Fortunately, my manager took on the role of sponsor and I stayed in my communications group working to keep the acquisition of the system moving. To locate areas of resistance and concern for the project, I hired two knowledge-management consultants to do a cultural analysis of the ex-department. The work paid off. My manager was an active sponsor of the project and I was able to find where in my user group I needed to concentrate my efforts. In the summer of 2000, I worked with a consultant and several IT areas to build a prototype and evaluate the XML authoring and content-management products. The prototype was presented to the business users and IT in five sessions to more than 100 people. The response was encouraging. The business began to see the benefits and the potential of such a system. Furthermore, a content-management system was starting to make its way into conversation. At this point, symptoms of a power struggle began to appear.
The business recognized the power the system gave them to control workflows, content creation, and design. IT saw the system as a loss of control that didn’t fit into their sanctioned environment. In retrospect, I agree the system did not fit into the black and white architecture model, but then there was not a model for n-tier systems that crossed several platforms and business channel boundaries. My project budget paid to build the system in 2001, but who would pay for maintenance, customizations, and upgrades was not yet clear. In the spring of 2001, system acceptance testing finished and work began to bring the system in-house. Regardless of the business benefit, the system was a very tough sell to the IT department. The system would require fragments of time from 12 operational areas or 2 dedicated employees with access to those same areas. Neither model was acceptable to IT management.
The market turned south and the Finance department in conjunction with IT began repeated requests for detailed justification of the cost benefits. Justifying the cost benefits would not be so interesting except this project was singled out for an unprecedented detailed cost analysis. Because of my diligence in selecting products and planning for the system, I was able to show revised content cycle time-savings, as well as other soft dollar savings. For one content type, we were able to reduce the writing and production time from 30 days to approximately 5 days. For another content type, we were able to remove the number of people involved from 11 to 7. Altogether, it was predicted the system would save the equivalent time of 14 full-time employees in the first year. The savings surprised the Finance department, to say the least. IT said the numbers could not be accurate, and I was asked to recalculate them several times under restrictions and assumptions imposed by IT management. In the end, the Finance department told me the numbers could not possibly be realistic and the company could simply not be that inefficient. At this point, it became glaringly clear operational efficiency was a four-letter word.

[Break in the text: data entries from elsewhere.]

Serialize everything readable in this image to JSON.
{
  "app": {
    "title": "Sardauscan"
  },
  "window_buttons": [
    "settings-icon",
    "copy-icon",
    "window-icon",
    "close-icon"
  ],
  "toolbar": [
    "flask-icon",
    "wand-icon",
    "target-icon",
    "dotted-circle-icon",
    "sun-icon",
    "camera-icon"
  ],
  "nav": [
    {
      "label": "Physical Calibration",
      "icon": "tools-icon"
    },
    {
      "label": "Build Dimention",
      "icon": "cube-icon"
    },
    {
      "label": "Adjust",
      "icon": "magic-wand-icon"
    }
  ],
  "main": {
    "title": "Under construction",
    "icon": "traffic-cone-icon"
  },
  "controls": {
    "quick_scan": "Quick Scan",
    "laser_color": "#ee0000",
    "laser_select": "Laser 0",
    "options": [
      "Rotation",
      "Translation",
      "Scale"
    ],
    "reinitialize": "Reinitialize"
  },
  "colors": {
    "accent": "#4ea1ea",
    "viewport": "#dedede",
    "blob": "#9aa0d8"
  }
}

The summer of 2001 rolled by and the project was put before a joint business and IT steering committee. The argument laid out by IT was the system was too expensive to maintain because it required massive amounts of coordination and the ROI numbers could not be thoroughly proven. The business argument highlighted the savings a content-management system could deliver but conceded that under the current IT support structure, maintenance would be complicated. So in the end, the decision was made to postpone implementing the system because it would require change to the business and IT areas. An opportunity was missed and the organization remained at Level 0, oblivious to the true benefit of content management.